Women in manufacturing hit hard by COVID-19

Like other sectors, manufacturing experienced a decline in women’s workforce participation rates due to the pandemic. However, unlike for men, those numbers have not yet been recouped.

In fact, as of January 2021, female employment in Canadian manufacturing was 3.5 per cent below its February 2020 pre-pandemic level, while male employment rose to 0.8 per cent above this threshold. This shows us that COVID-19 caused unprecedented layoffs which are still felt by women today as we remain 18,200 jobs behind pre-pandemic female employment levels.

To recoup these losses, we need to double down on our efforts, states the CME.

CME has worked hand in glove with governments across Canada on its WIM initiative, as it seeks to increase female participation rates in the sector’s workforce.

“CME supports an economic recovery that places more emphasis on women.

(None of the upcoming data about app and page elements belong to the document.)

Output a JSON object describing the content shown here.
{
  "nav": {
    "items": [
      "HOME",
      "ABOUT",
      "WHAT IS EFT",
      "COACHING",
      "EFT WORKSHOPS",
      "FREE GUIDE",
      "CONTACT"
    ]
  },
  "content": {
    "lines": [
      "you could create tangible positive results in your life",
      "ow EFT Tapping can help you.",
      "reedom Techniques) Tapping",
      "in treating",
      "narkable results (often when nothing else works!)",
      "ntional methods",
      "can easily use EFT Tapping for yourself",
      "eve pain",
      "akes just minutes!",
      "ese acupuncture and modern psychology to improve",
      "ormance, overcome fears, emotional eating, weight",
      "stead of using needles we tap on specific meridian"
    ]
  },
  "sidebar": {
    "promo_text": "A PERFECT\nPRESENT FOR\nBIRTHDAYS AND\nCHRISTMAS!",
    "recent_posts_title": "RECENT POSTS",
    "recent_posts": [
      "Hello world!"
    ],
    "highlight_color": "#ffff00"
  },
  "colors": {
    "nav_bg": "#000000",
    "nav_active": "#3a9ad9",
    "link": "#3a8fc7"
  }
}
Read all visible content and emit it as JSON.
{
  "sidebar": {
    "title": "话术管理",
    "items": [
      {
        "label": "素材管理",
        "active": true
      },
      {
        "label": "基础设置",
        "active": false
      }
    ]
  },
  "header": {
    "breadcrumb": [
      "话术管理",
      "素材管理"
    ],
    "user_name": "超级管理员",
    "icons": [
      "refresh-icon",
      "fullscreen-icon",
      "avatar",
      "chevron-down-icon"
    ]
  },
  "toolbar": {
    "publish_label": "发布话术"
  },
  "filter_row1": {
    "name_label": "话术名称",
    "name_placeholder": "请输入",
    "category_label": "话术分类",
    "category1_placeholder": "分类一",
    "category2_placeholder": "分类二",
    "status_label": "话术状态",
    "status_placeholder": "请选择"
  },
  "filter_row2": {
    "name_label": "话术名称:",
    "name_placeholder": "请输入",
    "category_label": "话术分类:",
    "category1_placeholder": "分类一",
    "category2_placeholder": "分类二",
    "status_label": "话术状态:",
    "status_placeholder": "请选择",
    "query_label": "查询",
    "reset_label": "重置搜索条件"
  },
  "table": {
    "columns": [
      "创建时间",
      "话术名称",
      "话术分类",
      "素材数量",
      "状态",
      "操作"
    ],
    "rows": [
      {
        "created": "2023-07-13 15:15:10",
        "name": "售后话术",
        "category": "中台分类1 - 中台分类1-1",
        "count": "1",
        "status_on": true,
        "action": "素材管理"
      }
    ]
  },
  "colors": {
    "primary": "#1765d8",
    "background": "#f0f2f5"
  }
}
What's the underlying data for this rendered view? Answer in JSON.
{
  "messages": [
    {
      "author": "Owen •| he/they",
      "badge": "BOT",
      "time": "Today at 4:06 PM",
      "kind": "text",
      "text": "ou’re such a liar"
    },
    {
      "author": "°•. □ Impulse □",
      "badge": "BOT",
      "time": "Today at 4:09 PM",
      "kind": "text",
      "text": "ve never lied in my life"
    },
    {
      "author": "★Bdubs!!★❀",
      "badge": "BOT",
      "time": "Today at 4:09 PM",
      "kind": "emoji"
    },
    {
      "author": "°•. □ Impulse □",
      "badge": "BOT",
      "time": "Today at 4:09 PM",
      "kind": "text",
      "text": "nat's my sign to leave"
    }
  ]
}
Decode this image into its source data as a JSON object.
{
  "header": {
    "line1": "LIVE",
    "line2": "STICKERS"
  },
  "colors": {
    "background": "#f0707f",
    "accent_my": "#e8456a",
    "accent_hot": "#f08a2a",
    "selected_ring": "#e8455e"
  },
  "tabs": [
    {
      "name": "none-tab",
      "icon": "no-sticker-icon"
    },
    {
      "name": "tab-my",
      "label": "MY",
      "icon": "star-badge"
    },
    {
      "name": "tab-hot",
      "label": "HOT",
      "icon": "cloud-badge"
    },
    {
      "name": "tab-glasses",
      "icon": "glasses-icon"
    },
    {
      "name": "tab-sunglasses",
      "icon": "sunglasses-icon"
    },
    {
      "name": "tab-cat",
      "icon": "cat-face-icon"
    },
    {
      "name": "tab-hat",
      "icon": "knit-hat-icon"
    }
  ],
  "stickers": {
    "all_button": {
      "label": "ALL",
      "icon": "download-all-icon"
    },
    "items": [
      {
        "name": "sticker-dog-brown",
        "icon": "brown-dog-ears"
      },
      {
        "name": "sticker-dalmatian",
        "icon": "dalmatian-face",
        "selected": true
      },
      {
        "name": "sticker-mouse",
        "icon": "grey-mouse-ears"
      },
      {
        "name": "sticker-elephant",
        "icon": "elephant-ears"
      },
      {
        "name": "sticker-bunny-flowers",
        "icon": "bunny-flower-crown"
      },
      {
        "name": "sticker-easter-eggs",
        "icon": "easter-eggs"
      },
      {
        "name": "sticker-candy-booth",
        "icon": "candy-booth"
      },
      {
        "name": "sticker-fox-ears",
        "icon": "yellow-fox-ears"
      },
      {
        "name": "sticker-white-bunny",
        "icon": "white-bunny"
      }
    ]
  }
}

To do this, measures must be put in place that promote the attraction and retention of women, particularly in the manufacturing sector. We must ensure that women are included at all levels in our organizations. Together, We Can Do It!” said Dennis Darby, president and CEO of CME.